The levels of public discourse are touching new lows with every election. In Chhattisgarh, Union home minister Amit Shah thundered that the state government was an “ATM” for the Gandhi family. The BJP made the same accusation during the Karnataka elections to no effect, since the Congress won. The Congress has likewise linked the BJP’s affluence and lavish election spending to funding from crony capitalists through the electoral bonds and other pathways.
Out of poll season, the public discourse is just as violent and offensive. The game of politics has sunk to an exchange of abusive labels rather than a serious, informed and critical appraisal of policies, practices, actions and omissions, which would allow voters to reach a considered decision on the merits of programmes and political agendas instead of checking feverishly for updates on social media platforms for laughs.
Name-calling of the “pappu”, “moorkhon ka sardar” and “pannauti” kind have value. These labels polarise. They are meant to draw blood. Some labels by the sheer length of time they have been significant, like “maut ka saudagar”, indicate the barb is still firmly lodged in the thin skin of the target: namely Gujarat’s former CM and now Prime Minister Modi. Every time Mr Modi uses it, he knows it will affect not only his core support but the newly-mobilised defenders of the Sanatan Dharam spin on Hindutva and be a reminder that the Congress is “sympathetic to terrorists”, engages in “appeasement politics” and is anti-national.
Since public discourse is unlikely to hoist itself out of the pit of abusive labels, politicians have a choice: develop a thicker skin or counter the attack with smarter political messages. Running like a cry-baby to the EC is a tell-tale sign of insecurity. The same is true of the all too lopsided and obvious raids, arrests and interrogations by the “agencies”: ED, I-T, CBI, NIA; the overuse of draconian laws like the UAPA against political rivals of the BJP. The effectiveness of these intercessions has got blunted as the Opposition has learnt to turn them into a campaign issue, making the use of the ED, I-T, CBI, NIA, etc an inappropriate nuisance rather than a scare.
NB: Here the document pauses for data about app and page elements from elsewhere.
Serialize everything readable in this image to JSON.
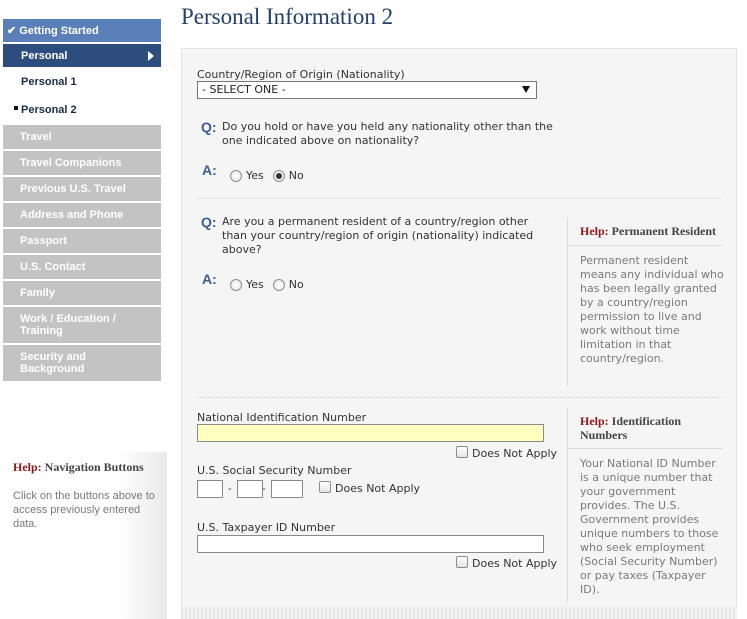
{
  "sidebar": {
    "getting_started": "Getting Started",
    "personal": "Personal",
    "personal_1": "Personal 1",
    "personal_2": "Personal 2",
    "travel": "Travel",
    "travel_companions": "Travel Companions",
    "previous_us_travel": "Previous U.S. Travel",
    "address_phone": "Address and Phone",
    "passport": "Passport",
    "us_contact": "U.S. Contact",
    "family": "Family",
    "work_education": "Work / Education / Training",
    "security_background": "Security and Background"
  },
  "nav_help": {
    "help_word": "Help:",
    "title": "Navigation Buttons",
    "text": "Click on the buttons above to access previously entered data."
  },
  "page": {
    "title": "Personal Information 2"
  },
  "form": {
    "country_label": "Country/Region of Origin (Nationality)",
    "country_selected": "- SELECT ONE -",
    "q_mark": "Q:",
    "a_mark": "A:",
    "q1_text": "Do you hold or have you held any nationality other than the one indicated above on nationality?",
    "q1_yes": "Yes",
    "q1_no": "No",
    "q2_text": "Are you a permanent resident of a country/region other than your country/region of origin (nationality) indicated above?",
    "q2_yes": "Yes",
    "q2_no": "No",
    "national_id_label": "National Identification Number",
    "does_not_apply": "Does Not Apply",
    "ssn_label": "U.S. Social Security Number",
    "ssn_sep": "-",
    "taxpayer_label": "U.S. Taxpayer ID Number"
  },
  "help_permanent": {
    "help_word": "Help:",
    "title": "Permanent Resident",
    "text": "Permanent resident means any individual who has been legally granted by a country/region permission to live and work without time limitation in that country/region."
  },
  "help_identification": {
    "help_word": "Help:",
    "title": "Identification Numbers",
    "text": "Your National ID Number is a unique number that your government provides. The U.S. Government provides unique numbers to those who seek employment (Social Security Number) or pay taxes (Taxpayer ID)."
  },
  "colors": {
    "nav_active": "#5b7fb8",
    "nav_current": "#2d4d7f",
    "nav_disabled": "#c3c3c3",
    "title": "#24406a",
    "help_word": "#8b1a1a",
    "required_field": "#ffffc0"
  }
}
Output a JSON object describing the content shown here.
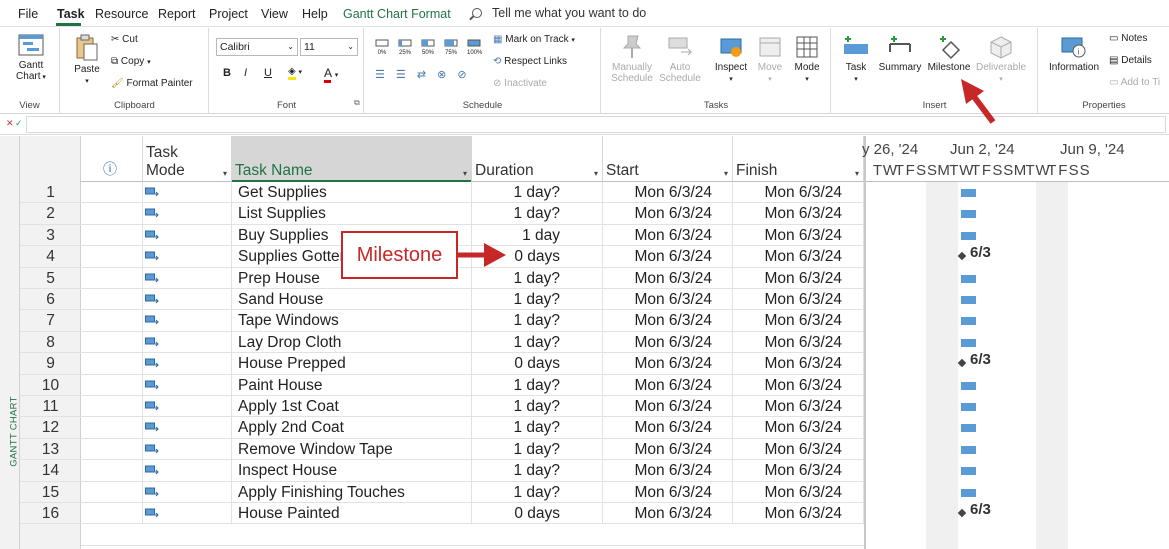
{
  "menu": {
    "items": [
      {
        "label": "File"
      },
      {
        "label": "Task"
      },
      {
        "label": "Resource"
      },
      {
        "label": "Report"
      },
      {
        "label": "Project"
      },
      {
        "label": "View"
      },
      {
        "label": "Help"
      },
      {
        "label": "Gantt Chart Format"
      }
    ],
    "tell_me": "Tell me what you want to do"
  },
  "ribbon": {
    "view": {
      "label": "View",
      "gantt": "Gantt",
      "gantt2": "Chart"
    },
    "clipboard": {
      "label": "Clipboard",
      "paste": "Paste",
      "cut": "Cut",
      "copy": "Copy",
      "format_painter": "Format Painter"
    },
    "font": {
      "label": "Font",
      "family": "Calibri",
      "size": "11",
      "bold": "B",
      "italic": "I",
      "underline": "U",
      "font_color": "A"
    },
    "schedule": {
      "label": "Schedule",
      "mark_on_track": "Mark on Track",
      "respect_links": "Respect Links",
      "inactivate": "Inactivate",
      "pct": [
        "0%",
        "25%",
        "50%",
        "75%",
        "100%"
      ]
    },
    "tasks": {
      "label": "Tasks",
      "manually": "Manually",
      "manually2": "Schedule",
      "auto": "Auto",
      "auto2": "Schedule",
      "inspect": "Inspect",
      "move": "Move",
      "mode": "Mode"
    },
    "insert": {
      "label": "Insert",
      "task": "Task",
      "summary": "Summary",
      "milestone": "Milestone",
      "deliverable": "Deliverable"
    },
    "properties": {
      "label": "Properties",
      "information": "Information",
      "notes": "Notes",
      "details": "Details",
      "add_to_timeline": "Add to Ti"
    }
  },
  "sidebar_label": "GANTT CHART",
  "columns": {
    "info": "ⓘ",
    "mode1": "Task",
    "mode2": "Mode",
    "name": "Task Name",
    "duration": "Duration",
    "start": "Start",
    "finish": "Finish"
  },
  "tasks": [
    {
      "id": "1",
      "name": "Get Supplies",
      "duration": "1 day?",
      "start": "Mon 6/3/24",
      "finish": "Mon 6/3/24"
    },
    {
      "id": "2",
      "name": "List Supplies",
      "duration": "1 day?",
      "start": "Mon 6/3/24",
      "finish": "Mon 6/3/24"
    },
    {
      "id": "3",
      "name": "Buy Supplies",
      "duration": "1 day",
      "start": "Mon 6/3/24",
      "finish": "Mon 6/3/24"
    },
    {
      "id": "4",
      "name": "Supplies Gotten",
      "duration": "0 days",
      "start": "Mon 6/3/24",
      "finish": "Mon 6/3/24"
    },
    {
      "id": "5",
      "name": "Prep House",
      "duration": "1 day?",
      "start": "Mon 6/3/24",
      "finish": "Mon 6/3/24"
    },
    {
      "id": "6",
      "name": "Sand House",
      "duration": "1 day?",
      "start": "Mon 6/3/24",
      "finish": "Mon 6/3/24"
    },
    {
      "id": "7",
      "name": "Tape Windows",
      "duration": "1 day?",
      "start": "Mon 6/3/24",
      "finish": "Mon 6/3/24"
    },
    {
      "id": "8",
      "name": "Lay Drop Cloth",
      "duration": "1 day?",
      "start": "Mon 6/3/24",
      "finish": "Mon 6/3/24"
    },
    {
      "id": "9",
      "name": "House Prepped",
      "duration": "0 days",
      "start": "Mon 6/3/24",
      "finish": "Mon 6/3/24"
    },
    {
      "id": "10",
      "name": "Paint House",
      "duration": "1 day?",
      "start": "Mon 6/3/24",
      "finish": "Mon 6/3/24"
    },
    {
      "id": "11",
      "name": "Apply 1st Coat",
      "duration": "1 day?",
      "start": "Mon 6/3/24",
      "finish": "Mon 6/3/24"
    },
    {
      "id": "12",
      "name": "Apply 2nd Coat",
      "duration": "1 day?",
      "start": "Mon 6/3/24",
      "finish": "Mon 6/3/24"
    },
    {
      "id": "13",
      "name": "Remove Window Tape",
      "duration": "1 day?",
      "start": "Mon 6/3/24",
      "finish": "Mon 6/3/24"
    },
    {
      "id": "14",
      "name": "Inspect House",
      "duration": "1 day?",
      "start": "Mon 6/3/24",
      "finish": "Mon 6/3/24"
    },
    {
      "id": "15",
      "name": "Apply Finishing Touches",
      "duration": "1 day?",
      "start": "Mon 6/3/24",
      "finish": "Mon 6/3/24"
    },
    {
      "id": "16",
      "name": "House Painted",
      "duration": "0 days",
      "start": "Mon 6/3/24",
      "finish": "Mon 6/3/24"
    }
  ],
  "gantt": {
    "weeks": [
      "y 26, '24",
      "Jun 2, '24",
      "Jun 9, '24"
    ],
    "days": [
      "T",
      "W",
      "T",
      "F",
      "S",
      "S",
      "M",
      "T",
      "W",
      "T",
      "F",
      "S",
      "S",
      "M",
      "T",
      "W",
      "T",
      "F",
      "S",
      "S"
    ],
    "milestone_label": "6/3",
    "bar_color": "#5b9bd5"
  },
  "callout": {
    "text": "Milestone",
    "color": "#c62828"
  },
  "colors": {
    "accent": "#217346"
  }
}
Words were and will remain weapons. Words have the power to conjure myriad responses. The worst possible response is to get lured to play by the other side’s gambit. The truism “if the cap fits” is politically dangerous. It is exactly how the BJP reacted to the “pannauti” jibe; it ran to find shelter in the EC’s powers. The problem with the EC is that its power to control the Opposition’s message is limited to the period of the elections. Once the counting in over, the complaints and explanations have no effect.
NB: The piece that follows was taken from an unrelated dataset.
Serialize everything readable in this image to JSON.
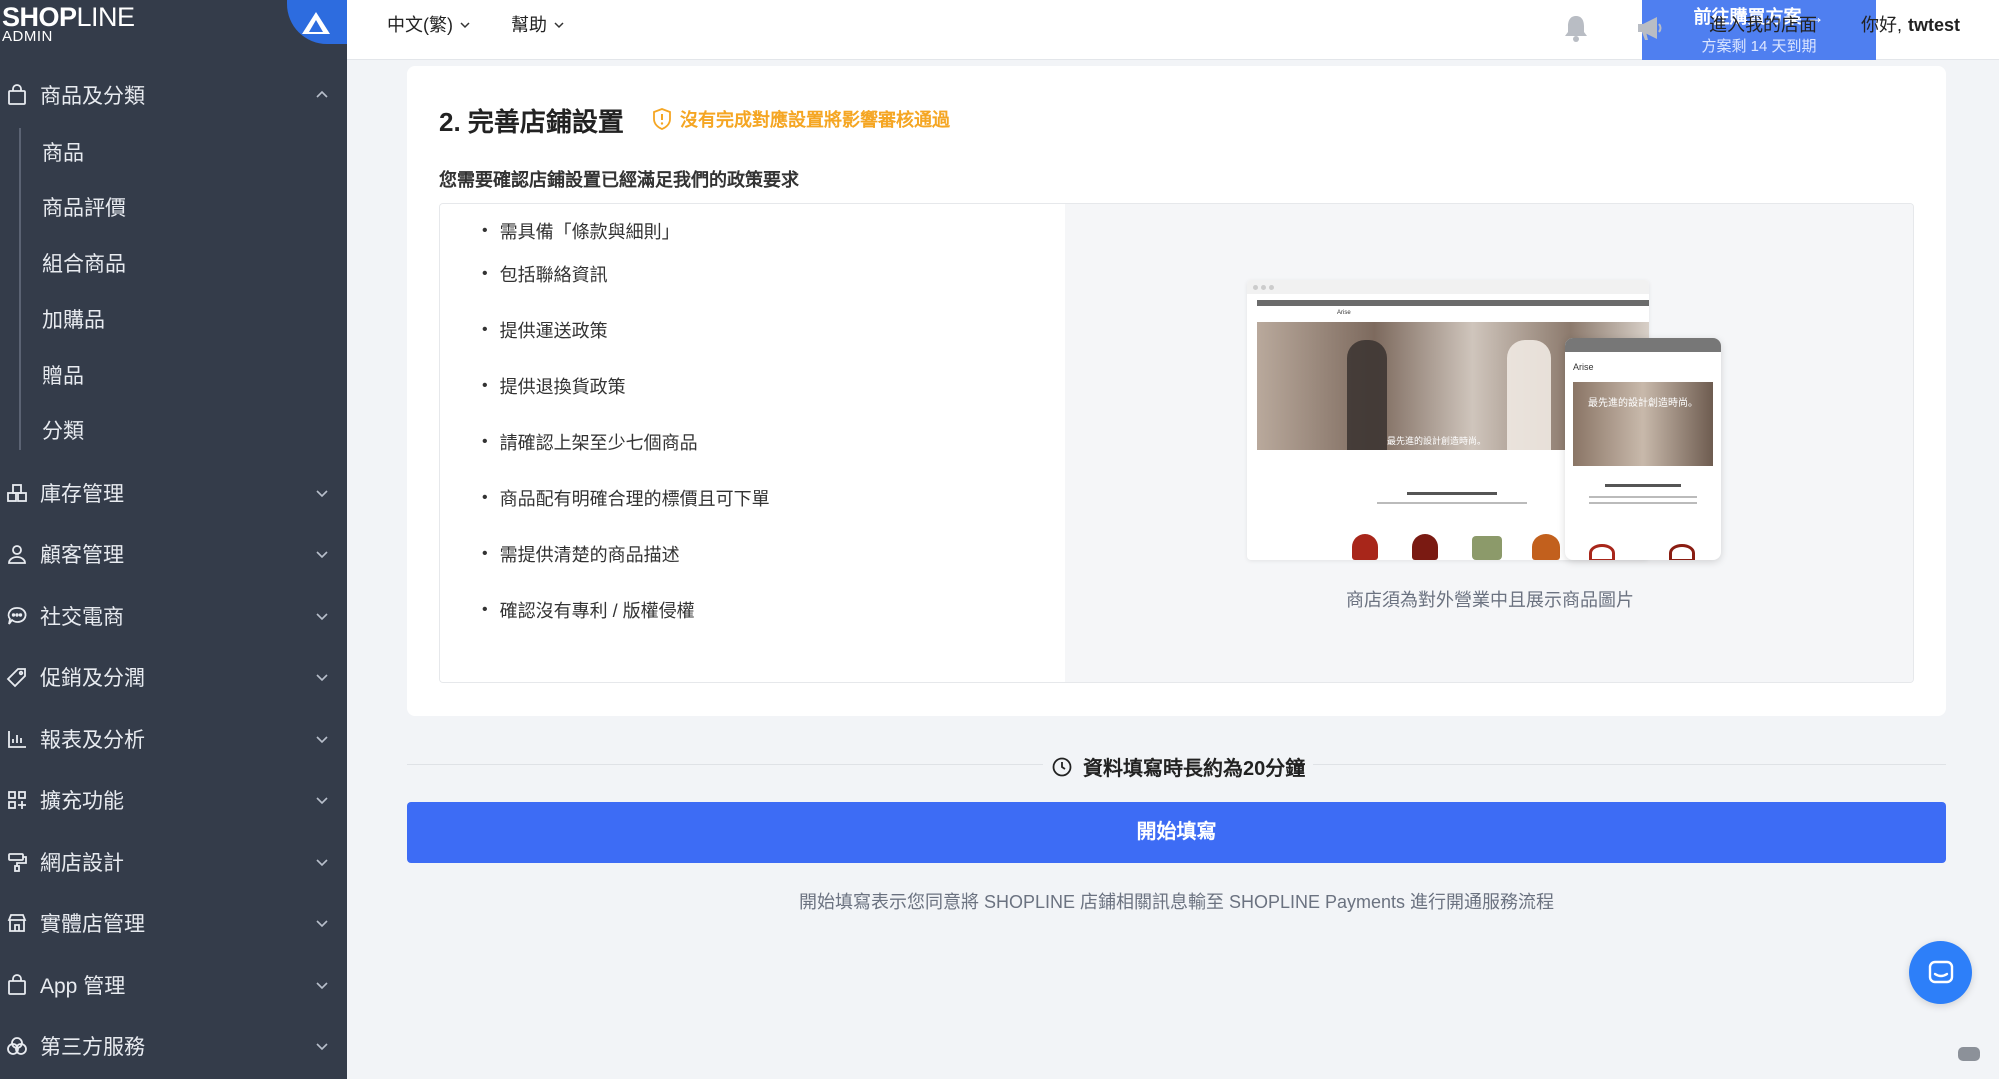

This round of Assembly elections in five states has revealed what scares the BJP as the defending champions. It is words like “pannauti” because these are designed to entertain and attack at the same time. This is an entirely new game for which the old BJP playbook has no counter. As the challenger, the Congress must first score victories and then pursue its playful attacks further, faster in the run-up to the 2024 general election.
As the defender, the BJP has to find a strategy of dodging the bullets and containing its knee-jerk reaction of running to the EC to gag its foes. Using the “agencies” is overkill and in the public mind, is an overbearing reaction of a bully.
The best thing about democracy, elections and campaigning is the message that political parties attempt to deliver to voters to win support. The BJP has its tested arsenal of words and thoughts that circle around the centrality of the religious majority to rule India in its “Amrit Kaal”. The Congress has its more abstract and particular appeal of “Nafrat ka bazaar mohabbat ki dukan” gift-wrapped in the practical promise to increase welfare spending.
In the intensely competitive election politics, the EC’s responsibility is not to be a party pooper. It is not equipped to play the role. The more it sticks to its basic function, the healthier it will be for the competition.